▸ **SOURCE DATA**:
Content starts

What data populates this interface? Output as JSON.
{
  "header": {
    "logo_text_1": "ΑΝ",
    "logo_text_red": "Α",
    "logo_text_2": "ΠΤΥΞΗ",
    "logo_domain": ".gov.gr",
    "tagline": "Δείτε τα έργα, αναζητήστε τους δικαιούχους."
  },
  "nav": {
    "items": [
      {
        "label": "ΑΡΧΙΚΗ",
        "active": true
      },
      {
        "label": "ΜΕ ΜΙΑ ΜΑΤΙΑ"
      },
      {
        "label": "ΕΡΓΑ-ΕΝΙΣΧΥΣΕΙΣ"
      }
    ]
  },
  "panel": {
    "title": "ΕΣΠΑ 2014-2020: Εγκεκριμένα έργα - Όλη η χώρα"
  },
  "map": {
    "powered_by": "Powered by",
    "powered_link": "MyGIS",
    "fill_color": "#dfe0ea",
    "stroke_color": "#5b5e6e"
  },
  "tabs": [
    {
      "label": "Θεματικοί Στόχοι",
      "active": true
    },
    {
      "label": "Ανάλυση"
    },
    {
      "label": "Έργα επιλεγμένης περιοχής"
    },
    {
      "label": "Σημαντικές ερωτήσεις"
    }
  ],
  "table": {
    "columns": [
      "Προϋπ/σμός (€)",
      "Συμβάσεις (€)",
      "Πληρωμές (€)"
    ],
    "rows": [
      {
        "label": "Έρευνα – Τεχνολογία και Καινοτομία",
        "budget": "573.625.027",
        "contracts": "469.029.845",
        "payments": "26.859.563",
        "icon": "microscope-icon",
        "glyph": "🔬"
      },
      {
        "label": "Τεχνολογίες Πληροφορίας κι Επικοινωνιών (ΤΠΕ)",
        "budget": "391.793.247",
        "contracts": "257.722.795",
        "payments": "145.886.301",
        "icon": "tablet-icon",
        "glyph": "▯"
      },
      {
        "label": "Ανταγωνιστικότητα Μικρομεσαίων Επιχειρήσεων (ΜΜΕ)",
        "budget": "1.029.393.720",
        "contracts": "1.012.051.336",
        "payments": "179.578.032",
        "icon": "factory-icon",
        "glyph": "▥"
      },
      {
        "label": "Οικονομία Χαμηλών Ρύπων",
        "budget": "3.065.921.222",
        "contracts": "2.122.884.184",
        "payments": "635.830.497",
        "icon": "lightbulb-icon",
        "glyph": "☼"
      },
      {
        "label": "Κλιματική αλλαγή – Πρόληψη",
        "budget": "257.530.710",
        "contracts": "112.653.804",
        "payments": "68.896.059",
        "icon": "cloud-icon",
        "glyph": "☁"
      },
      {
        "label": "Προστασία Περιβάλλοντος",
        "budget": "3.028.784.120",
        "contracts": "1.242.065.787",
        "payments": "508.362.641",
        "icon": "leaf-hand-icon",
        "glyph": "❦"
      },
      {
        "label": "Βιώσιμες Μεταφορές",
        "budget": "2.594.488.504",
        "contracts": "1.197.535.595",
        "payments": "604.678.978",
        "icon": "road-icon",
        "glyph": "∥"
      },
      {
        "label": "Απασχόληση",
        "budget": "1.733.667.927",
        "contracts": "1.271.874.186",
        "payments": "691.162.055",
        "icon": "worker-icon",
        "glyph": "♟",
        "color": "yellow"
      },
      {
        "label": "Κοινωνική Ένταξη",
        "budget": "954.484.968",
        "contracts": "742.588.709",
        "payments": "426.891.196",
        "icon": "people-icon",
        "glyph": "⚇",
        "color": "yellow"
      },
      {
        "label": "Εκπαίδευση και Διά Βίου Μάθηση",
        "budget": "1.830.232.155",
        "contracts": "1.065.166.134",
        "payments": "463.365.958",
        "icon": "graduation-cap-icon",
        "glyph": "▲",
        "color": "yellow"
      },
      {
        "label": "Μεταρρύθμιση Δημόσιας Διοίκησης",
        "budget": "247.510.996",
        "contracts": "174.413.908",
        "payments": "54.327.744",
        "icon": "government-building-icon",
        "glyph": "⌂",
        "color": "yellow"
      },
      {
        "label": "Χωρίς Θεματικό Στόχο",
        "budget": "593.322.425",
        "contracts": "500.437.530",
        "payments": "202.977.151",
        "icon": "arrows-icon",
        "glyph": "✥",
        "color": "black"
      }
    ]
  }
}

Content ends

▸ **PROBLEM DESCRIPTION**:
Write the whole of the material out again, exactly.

▸ **OUTPUT**:
What data populates this interface? Output as JSON.
{
  "header": {
    "logo_text_1": "ΑΝ",
    "logo_text_red": "Α",
    "logo_text_2": "ΠΤΥΞΗ",
    "logo_domain": ".gov.gr",
    "tagline": "Δείτε τα έργα, αναζητήστε τους δικαιούχους."
  },
  "nav": {
    "items": [
      {
        "label": "ΑΡΧΙΚΗ",
        "active": true
      },
      {
        "label": "ΜΕ ΜΙΑ ΜΑΤΙΑ"
      },
      {
        "label": "ΕΡΓΑ-ΕΝΙΣΧΥΣΕΙΣ"
      }
    ]
  },
  "panel": {
    "title": "ΕΣΠΑ 2014-2020: Εγκεκριμένα έργα - Όλη η χώρα"
  },
  "map": {
    "powered_by": "Powered by",
    "powered_link": "MyGIS",
    "fill_color": "#dfe0ea",
    "stroke_color": "#5b5e6e"
  },
  "tabs": [
    {
      "label": "Θεματικοί Στόχοι",
      "active": true
    },
    {
      "label": "Ανάλυση"
    },
    {
      "label": "Έργα επιλεγμένης περιοχής"
    },
    {
      "label": "Σημαντικές ερωτήσεις"
    }
  ],
  "table": {
    "columns": [
      "Προϋπ/σμός (€)",
      "Συμβάσεις (€)",
      "Πληρωμές (€)"
    ],
    "rows": [
      {
        "label": "Έρευνα – Τεχνολογία και Καινοτομία",
        "budget": "573.625.027",
        "contracts": "469.029.845",
        "payments": "26.859.563",
        "icon": "microscope-icon",
        "glyph": "🔬"
      },
      {
        "label": "Τεχνολογίες Πληροφορίας κι Επικοινωνιών (ΤΠΕ)",
        "budget": "391.793.247",
        "contracts": "257.722.795",
        "payments": "145.886.301",
        "icon": "tablet-icon",
        "glyph": "▯"
      },
      {
        "label": "Ανταγωνιστικότητα Μικρομεσαίων Επιχειρήσεων (ΜΜΕ)",
        "budget": "1.029.393.720",
        "contracts": "1.012.051.336",
        "payments": "179.578.032",
        "icon": "factory-icon",
        "glyph": "▥"
      },
      {
        "label": "Οικονομία Χαμηλών Ρύπων",
        "budget": "3.065.921.222",
        "contracts": "2.122.884.184",
        "payments": "635.830.497",
        "icon": "lightbulb-icon",
        "glyph": "☼"
      },
      {
        "label": "Κλιματική αλλαγή – Πρόληψη",
        "budget": "257.530.710",
        "contracts": "112.653.804",
        "payments": "68.896.059",
        "icon": "cloud-icon",
        "glyph": "☁"
      },
      {
        "label": "Προστασία Περιβάλλοντος",
        "budget": "3.028.784.120",
        "contracts": "1.242.065.787",
        "payments": "508.362.641",
        "icon": "leaf-hand-icon",
        "glyph": "❦"
      },
      {
        "label": "Βιώσιμες Μεταφορές",
        "budget": "2.594.488.504",
        "contracts": "1.197.535.595",
        "payments": "604.678.978",
        "icon": "road-icon",
        "glyph": "∥"
      },
      {
        "label": "Απασχόληση",
        "budget": "1.733.667.927",
        "contracts": "1.271.874.186",
        "payments": "691.162.055",
        "icon": "worker-icon",
        "glyph": "♟",
        "color": "yellow"
      },
      {
        "label": "Κοινωνική Ένταξη",
        "budget": "954.484.968",
        "contracts": "742.588.709",
        "payments": "426.891.196",
        "icon": "people-icon",
        "glyph": "⚇",
        "color": "yellow"
      },
      {
        "label": "Εκπαίδευση και Διά Βίου Μάθηση",
        "budget": "1.830.232.155",
        "contracts": "1.065.166.134",
        "payments": "463.365.958",
        "icon": "graduation-cap-icon",
        "glyph": "▲",
        "color": "yellow"
      },
      {
        "label": "Μεταρρύθμιση Δημόσιας Διοίκησης",
        "budget": "247.510.996",
        "contracts": "174.413.908",
        "payments": "54.327.744",
        "icon": "government-building-icon",
        "glyph": "⌂",
        "color": "yellow"
      },
      {
        "label": "Χωρίς Θεματικό Στόχο",
        "budget": "593.322.425",
        "contracts": "500.437.530",
        "payments": "202.977.151",
        "icon": "arrows-icon",
        "glyph": "✥",
        "color": "black"
      }
    ]
  }
}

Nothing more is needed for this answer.